By KEVIN NEVERS
In the six years since the Chesterton Town Council established the tax
increment financing district, the Dickinson Road extension—one of the four
projects officially listed as rationale for the creation of a TIF district
in the first place—hasn’t even been a glimmer in the eye of the
At a special meeting Monday night, however, the commission finally pulled
the trigger, when it voted 5-0 to ask the Town Council to approve an
appraisal of Outlot B of Duneland Cove IV with the idea of purchasing it.
Outlot B extends from the intersection of Sand Creek Drive and Michael Drive
south to the CSX right-of-way and would be the first leg of the Dickinson
At its own meeting later in the evening, the council accordingly voted 5-0
to retain the services, at a cost of $1,500 each, of Bochnowski Appraisal
Company and Vail Appraisal Group. So far, so good. But one possible route
for the second leg of the extension—extending from the other side of the CSX
right-of-way south to Porter Ave.—falls across land currently owned by the
Smith family, and before it can be similarly appraised with the idea of
purchasing it a preliminary engineering study needs to be done to assess its
suitability for road construction.
Maybe, Member Sharon Darnell ventured, the Smith family property isn’t
suitable at all for road construction and for a reason having nothing to do
with engineering. Rather, she intimated, the entirety of that sizable
property is zoned B-2 and the construction of a road right through the
middle of it could open a huge new swath of retail sales. “There’s been a
lot of talk about robbing the Downtown,” Darnell said. “Would that not be an
issue too? Just thinking long term.”
“Are you suggesting the zoning should change?” Member Mike Bannon asked.
“Just thinking out loud,” Darnell replied.
For his part President David Canright—managing editor of the Chesterton
Tribune—noted that the issue of zoning is properly a concern of the Plan
Commission, not of the Redevelopment Commission, and that in any case, if
memory served him, the current B-2 zone was originally so designated over
the objection of the Smith family.
More to the point, though, the whole idea of the Dickinson Road extension is
to provide a north/south alternative to Ind. 49, not only to relieve
pressure on that heavily used route, but also as a direct and easy link from
the business district on Indian Boundary Road to the business districts on
Porter Ave. and in Coffee Creek Center. “The TIF district as drawn from the
very beginning had this as one of its priorities,” he said. “We never had
anyone show any hesitation that this is needed as a safety alternative.

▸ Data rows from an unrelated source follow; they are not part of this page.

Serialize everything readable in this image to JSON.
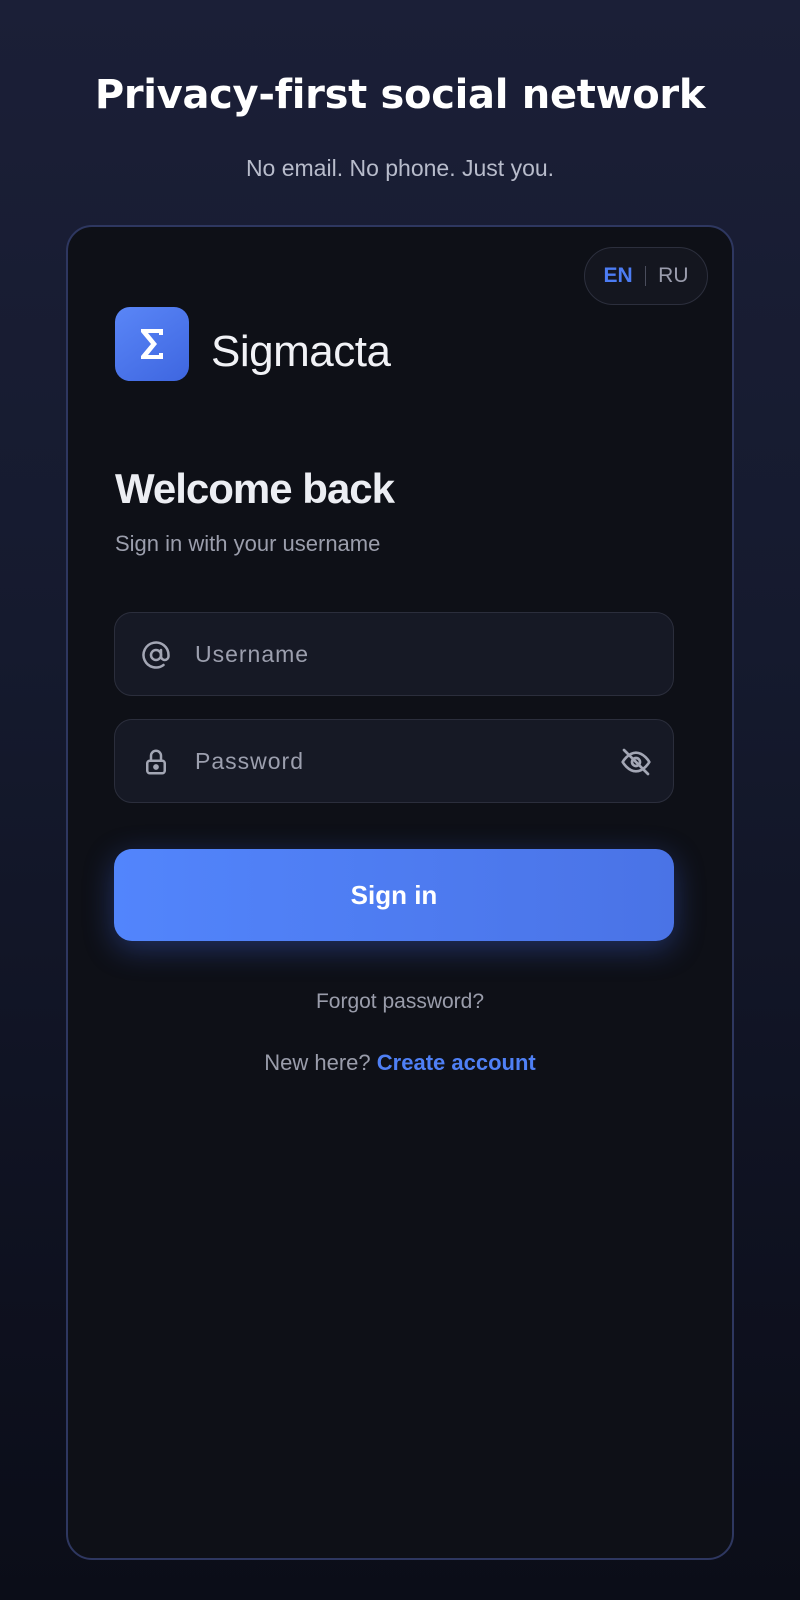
{
  "hero": {
    "title": "Privacy-first social network",
    "subtitle": "No email. No phone. Just you."
  },
  "language_switch": {
    "options": [
      "EN",
      "RU"
    ],
    "selected": "EN"
  },
  "brand": {
    "logo_icon": "sigma-logo-icon",
    "logo_glyph": "Σ",
    "name": "Sigmacta"
  },
  "login": {
    "heading": "Welcome back",
    "subheading": "Sign in with your username",
    "username_field": {
      "icon": "at-sign-icon",
      "placeholder": "Username",
      "value": ""
    },
    "password_field": {
      "icon": "lock-icon",
      "placeholder": "Password",
      "value": "",
      "toggle_icon": "eye-off-icon"
    },
    "submit_label": "Sign in",
    "forgot_label": "Forgot password?",
    "register_prompt": "New here?",
    "register_link": "Create account"
  },
  "colors": {
    "accent": "#4f80f5",
    "card_border": "#2e3760",
    "card_bg": "#0e1017"
  }
}
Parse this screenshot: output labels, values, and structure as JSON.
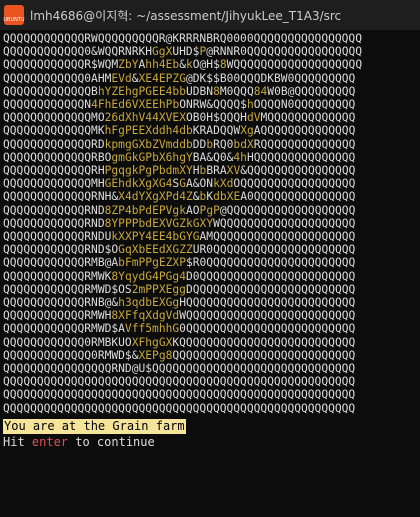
{
  "window": {
    "title": "lmh4686@이지혁: ~/assessment/JihyukLee_T1A3/src",
    "icon_label": "UBUNTU"
  },
  "art_lines": [
    "QQQQQQQQQQQQRWQQQQQQQQQR@KRRRNBRQ0000QQQQQQQQQQQQQQQQ",
    "QQQQQQQQQQQQ0&WQQRNRKHGgXUHD$P@RNNR0QQQQQQQQQQQQQQQQQ",
    "QQQQQQQQQQQQR$WQMZbYAhh4Eb&kO@H$8WQQQQQQQQQQQQQQQQQQQ",
    "QQQQQQQQQQQQ0AHMEVd&XE4EPZG@DK$$B00QQQDKBW0QQQQQQQQQ",
    "QQQQQQQQQQQQQBhYZEhgPGEE4bbUDBN8M0QQQ84W0B@QQQQQQQQQ",
    "QQQQQQQQQQQQN4FhEd6VXEEhPbONRW&QQQQ$hOQQQN0QQQQQQQQQ",
    "QQQQQQQQQQQQQMO26dXhV44XVEXOB0H$QQQHdVMQQQQQQQQQQQQQ",
    "QQQQQQQQQQQQQMKhFgPEEXddh4dbKRADQQWXgAQQQQQQQQQQQQQQ",
    "QQQQQQQQQQQQQRDkpmgGXbZVmddbDDbRQ0bdXRQQQQQQQQQQQQQQ",
    "QQQQQQQQQQQQQRBOgmGkGPbX6hgYBA&Q0&4hHQQQQQQQQQQQQQQQ",
    "QQQQQQQQQQQQQRHPgqgkPgPbdmXYHbBRAXV&QQQQQQQQQQQQQQQQ",
    "QQQQQQQQQQQQQMHGEhdkXgXG4SGA&ONkXdOQQQQQQQQQQQQQQQQQ",
    "QQQQQQQQQQQQQRNH&X4dYXgXPd4Z&bKdbXEA0QQQQQQQQQQQQQQQ",
    "QQQQQQQQQQQQRND8ZP4bPdEPVgkAOPgP@QQQQQQQQQQQQQQQQQQQ",
    "QQQQQQQQQQQQRND8YPPPbdEXVGZkGXYWQQQQQQQQQQQQQQQQQQQQ",
    "QQQQQQQQQQQQRNDUkXXPY4EE4bGYGAMQQQQQQQQQQQQQQQQQQQQQ",
    "QQQQQQQQQQQQRND$OGqXbEEdXGZZUR0QQQQQQQQQQQQQQQQQQQQQ",
    "QQQQQQQQQQQQRMB@AbFmPPgEZXP$R0QQQQQQQQQQQQQQQQQQQQQQ",
    "QQQQQQQQQQQQRMWK8YqydG4PGg4D0QQQQQQQQQQQQQQQQQQQQQQQ",
    "QQQQQQQQQQQQRMWD$OS2mPPXEggDQQQQQQQQQQQQQQQQQQQQQQQQ",
    "QQQQQQQQQQQQRNB@&h3qdbEXGgHQQQQQQQQQQQQQQQQQQQQQQQQQ",
    "QQQQQQQQQQQQRMWH8XFfqXdgVdWQQQQQQQQQQQQQQQQQQQQQQQQQ",
    "QQQQQQQQQQQQRMWD$AVff5mhhG0QQQQQQQQQQQQQQQQQQQQQQQQQ",
    "QQQQQQQQQQQQ0RMBKUOXFhgGXKQQQQQQQQQQQQQQQQQQQQQQQQQQ",
    "QQQQQQQQQQQQQ0RMWD$&XEPg8QQQQQQQQQQQQQQQQQQQQQQQQQQQ",
    "QQQQQQQQQQQQQQQQRND@U$QQQQQQQQQQQQQQQQQQQQQQQQQQQQQQ",
    "QQQQQQQQQQQQQQQQQQQQQQQQQQQQQQQQQQQQQQQQQQQQQQQQQQQQ",
    "QQQQQQQQQQQQQQQQQQQQQQQQQQQQQQQQQQQQQQQQQQQQQQQQQQQQ",
    "QQQQQQQQQQQQQQQQQQQQQQQQQQQQQQQQQQQQQQQQQQQQQQQQQQQQ"
  ],
  "message": "You are at the Grain farm",
  "prompt": {
    "before": "Hit ",
    "key": "enter",
    "after": " to continue"
  },
  "colors": {
    "highlight": "#c8a838",
    "message_bg": "#f5e49a",
    "key_color": "#e05050"
  }
}
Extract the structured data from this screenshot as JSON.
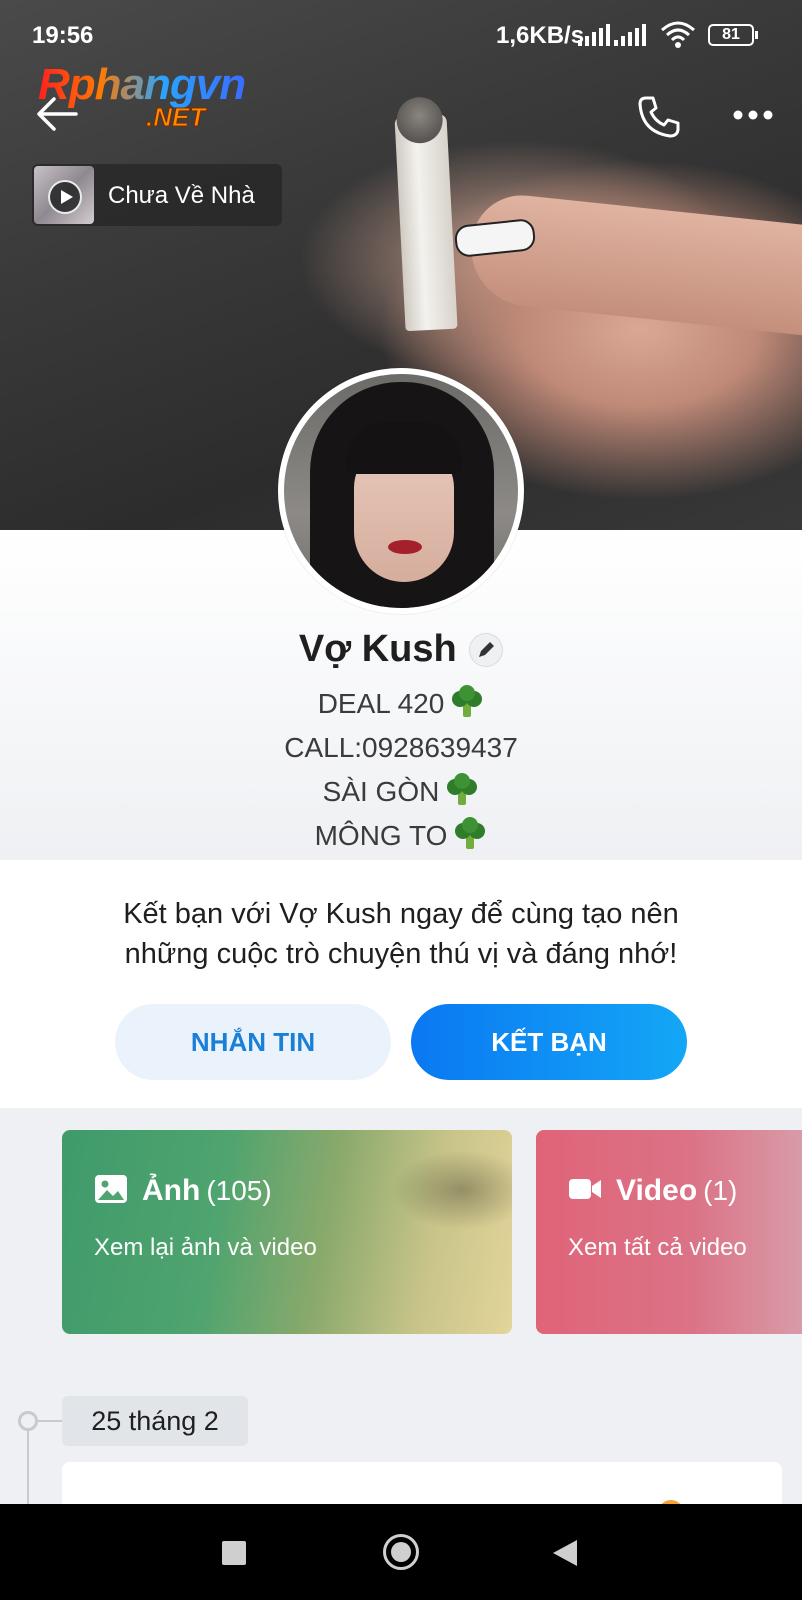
{
  "status_bar": {
    "time": "19:56",
    "network_speed": "1,6KB/s",
    "battery": "81"
  },
  "watermark": {
    "line1": "Rphangvn",
    "line2": ".NET"
  },
  "header": {
    "back_icon": "arrow-left-icon",
    "call_icon": "phone-icon",
    "more_icon": "more-dots-icon"
  },
  "music": {
    "title": "Chưa Về Nhà",
    "play_icon": "play-icon"
  },
  "profile": {
    "name": "Vợ Kush",
    "edit_icon": "pencil-icon",
    "bio": [
      {
        "text": "DEAL 420",
        "emoji": "broccoli-icon"
      },
      {
        "text": "CALL:0928639437",
        "emoji": ""
      },
      {
        "text": "SÀI GÒN",
        "emoji": "broccoli-icon"
      },
      {
        "text": "MÔNG TO",
        "emoji": "broccoli-icon"
      }
    ]
  },
  "friend_prompt": {
    "line1": "Kết bạn với Vợ Kush ngay để cùng tạo nên",
    "line2": "những cuộc trò chuyện thú vị và đáng nhớ!",
    "message_button": "NHẮN TIN",
    "add_friend_button": "KẾT BẠN"
  },
  "media_cards": [
    {
      "title": "Ảnh",
      "count": "(105)",
      "subtitle": "Xem lại ảnh và video",
      "icon": "image-icon",
      "color": "#3f9a6a"
    },
    {
      "title": "Video",
      "count": "(1)",
      "subtitle": "Xem tất cả video",
      "icon": "video-camera-icon",
      "color": "#e06478"
    }
  ],
  "timeline": {
    "date": "25 tháng 2"
  },
  "colors": {
    "accent": "#0a78f2",
    "message_button_bg": "#eaf3fb",
    "message_button_text": "#1a7fd6"
  }
}
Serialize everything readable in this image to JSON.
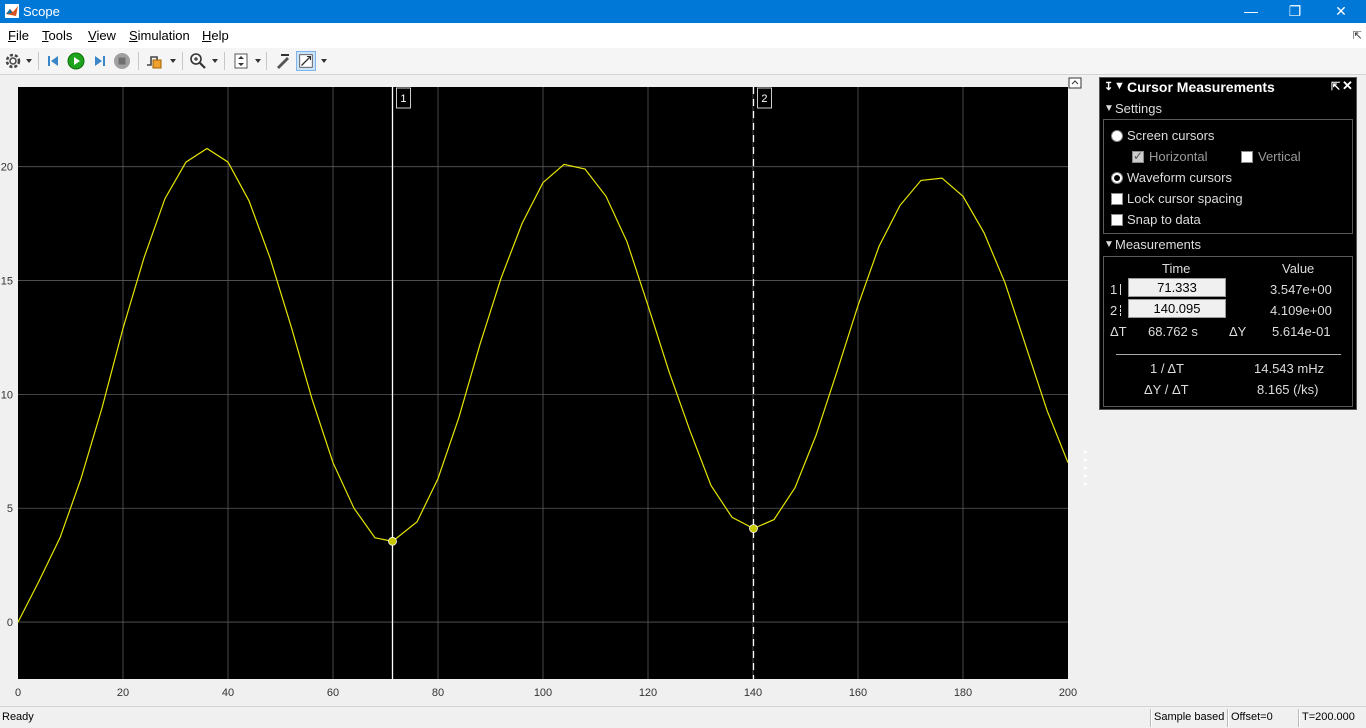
{
  "window": {
    "title": "Scope"
  },
  "menu": [
    {
      "label": "File",
      "u": "F",
      "rest": "ile"
    },
    {
      "label": "Tools",
      "u": "T",
      "rest": "ools"
    },
    {
      "label": "View",
      "u": "V",
      "rest": "iew"
    },
    {
      "label": "Simulation",
      "u": "S",
      "rest": "imulation"
    },
    {
      "label": "Help",
      "u": "H",
      "rest": "elp"
    }
  ],
  "toolbar_icons": [
    "gear-icon",
    "step-back-icon",
    "run-icon",
    "step-forward-icon",
    "stop-icon",
    "trigger-icon",
    "zoom-icon",
    "autoscale-icon",
    "highlight-icon",
    "cursor-measurements-icon"
  ],
  "colors": {
    "titlebar": "#0078d7",
    "signal": "#e6e600",
    "plot_bg": "#000000",
    "grid": "#5a5a5a",
    "cursor_marker": "#c8c800"
  },
  "chart_data": {
    "type": "line",
    "xlim": [
      0,
      200
    ],
    "ylim": [
      -2.5,
      23.5
    ],
    "xticks": [
      0,
      20,
      40,
      60,
      80,
      100,
      120,
      140,
      160,
      180,
      200
    ],
    "yticks": [
      0,
      5,
      10,
      15,
      20
    ],
    "grid": true,
    "series": [
      {
        "x": [
          0,
          4,
          8,
          12,
          16,
          20,
          24,
          28,
          32,
          36,
          40,
          44,
          48,
          52,
          56,
          60,
          64,
          68,
          71.333,
          76,
          80,
          84,
          88,
          92,
          96,
          100,
          104,
          108,
          112,
          116,
          120,
          124,
          128,
          132,
          136,
          140.095,
          144,
          148,
          152,
          156,
          160,
          164,
          168,
          172,
          176,
          180,
          184,
          188,
          192,
          196,
          200
        ],
        "y": [
          0,
          1.8,
          3.7,
          6.3,
          9.4,
          12.9,
          16.0,
          18.6,
          20.2,
          20.8,
          20.2,
          18.5,
          16.0,
          13.0,
          9.8,
          7.0,
          5.0,
          3.7,
          3.547,
          4.4,
          6.3,
          9.0,
          12.2,
          15.1,
          17.5,
          19.3,
          20.1,
          19.9,
          18.7,
          16.7,
          13.9,
          11.0,
          8.4,
          6.0,
          4.6,
          4.109,
          4.5,
          5.9,
          8.2,
          11.0,
          13.9,
          16.5,
          18.3,
          19.4,
          19.5,
          18.7,
          17.1,
          14.9,
          12.1,
          9.3,
          7.0
        ]
      }
    ],
    "cursors": [
      {
        "label": "1",
        "x": 71.333,
        "y": 3.547,
        "style": "solid"
      },
      {
        "label": "2",
        "x": 140.095,
        "y": 4.109,
        "style": "dashed"
      }
    ]
  },
  "panel": {
    "title": "Cursor Measurements",
    "settings_title": "Settings",
    "screen_cursors": "Screen cursors",
    "horizontal": "Horizontal",
    "vertical": "Vertical",
    "waveform_cursors": "Waveform cursors",
    "lock_spacing": "Lock cursor spacing",
    "snap": "Snap to data",
    "measurements_title": "Measurements",
    "col_time": "Time",
    "col_value": "Value",
    "row1_label": "1",
    "row1_time": "71.333",
    "row1_value": "3.547e+00",
    "row2_label": "2",
    "row2_time": "140.095",
    "row2_value": "4.109e+00",
    "dt_label": "ΔT",
    "dt_value": "68.762 s",
    "dy_label": "ΔY",
    "dy_value": "5.614e-01",
    "inv_dt_label": "1 / ΔT",
    "inv_dt_value": "14.543 mHz",
    "slope_label": "ΔY / ΔT",
    "slope_value": "8.165 (/ks)"
  },
  "status": {
    "ready": "Ready",
    "mode": "Sample based",
    "offset": "Offset=0",
    "time": "T=200.000"
  }
}
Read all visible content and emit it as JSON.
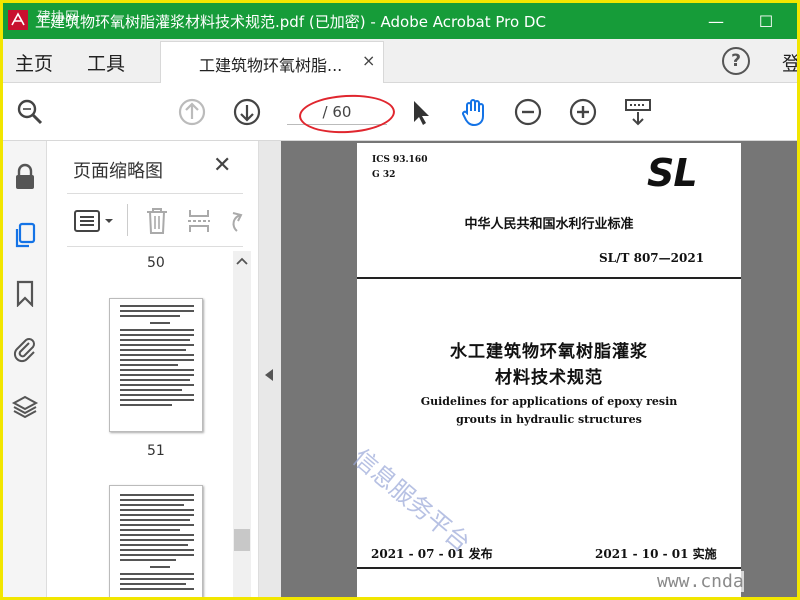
{
  "window": {
    "title": "工建筑物环氧树脂灌浆材料技术规范.pdf  (已加密)  - Adobe Acrobat Pro DC",
    "min": "—",
    "max": "☐",
    "watermark_tl": "建协网"
  },
  "menu": {
    "home": "主页",
    "tools": "工具",
    "doc_tab": "工建筑物环氧树脂...",
    "doc_tab_close": "×",
    "help": "?",
    "signin": "登"
  },
  "toolbar": {
    "page_current": "",
    "page_total": "/ 60"
  },
  "thumbnails": {
    "title": "页面缩略图",
    "close": "✕",
    "pages": [
      "50",
      "51"
    ]
  },
  "document": {
    "ics": "ICS 93.160",
    "g": "G 32",
    "logo": "SL",
    "org": "中华人民共和国水利行业标准",
    "std_no": "SL/T 807—2021",
    "title_cn_1": "水工建筑物环氧树脂灌浆",
    "title_cn_2": "材料技术规范",
    "title_en_1": "Guidelines for applications of epoxy resin",
    "title_en_2": "grouts in hydraulic structures",
    "issue_date": "2021 - 07 - 01 发布",
    "impl_date": "2021 - 10 - 01 实施",
    "watermark_cn": "信息服务平台",
    "watermark_url": "www.cnda"
  },
  "colors": {
    "titlebar": "#169c39",
    "frame": "#f2e600",
    "accent_blue": "#1473e6",
    "annotation_red": "#e0262e"
  }
}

I
don’t know if the issue of zoning should affect this project.”
Canright added that the purchase of the land in no way “sets a time table”
for actually beginning the project. “It would only be prudent to get that
land into the town’s possession so we don’t have to pay through the nose
later,” he said.
Still, Canright was amenable to tabling discussion of a preliminary
engineering study of the Smith family land to another time. Bannon, however,
urged his colleagues not to wait, and in the end they agreed by consensus to
schedule a special meeting for 6:30 p.m. April 10 for the purpose of hearing
Town Engineer Mark O’Dell report on the specific parameters of such a study.
Meanwhile, the big question remains unanswered, though not unasked: would
the Dickinson Road extension go over the CSX railroad tracks or beneath it?
O’Dell said that an underpass would be more expensive than an overpass,
would have more impact on CSX operations, and would necessitate the
construction of a temporary bridge for the railroad. The cheapest and
easiest option, of course, would be an at-grade crossing, O’Dell observed,
but the town would likely have to relinquish two other at-grade crossings in
“They don’t come free,” Bannon said.
“No, they come with strings attached,” O’Dell replied.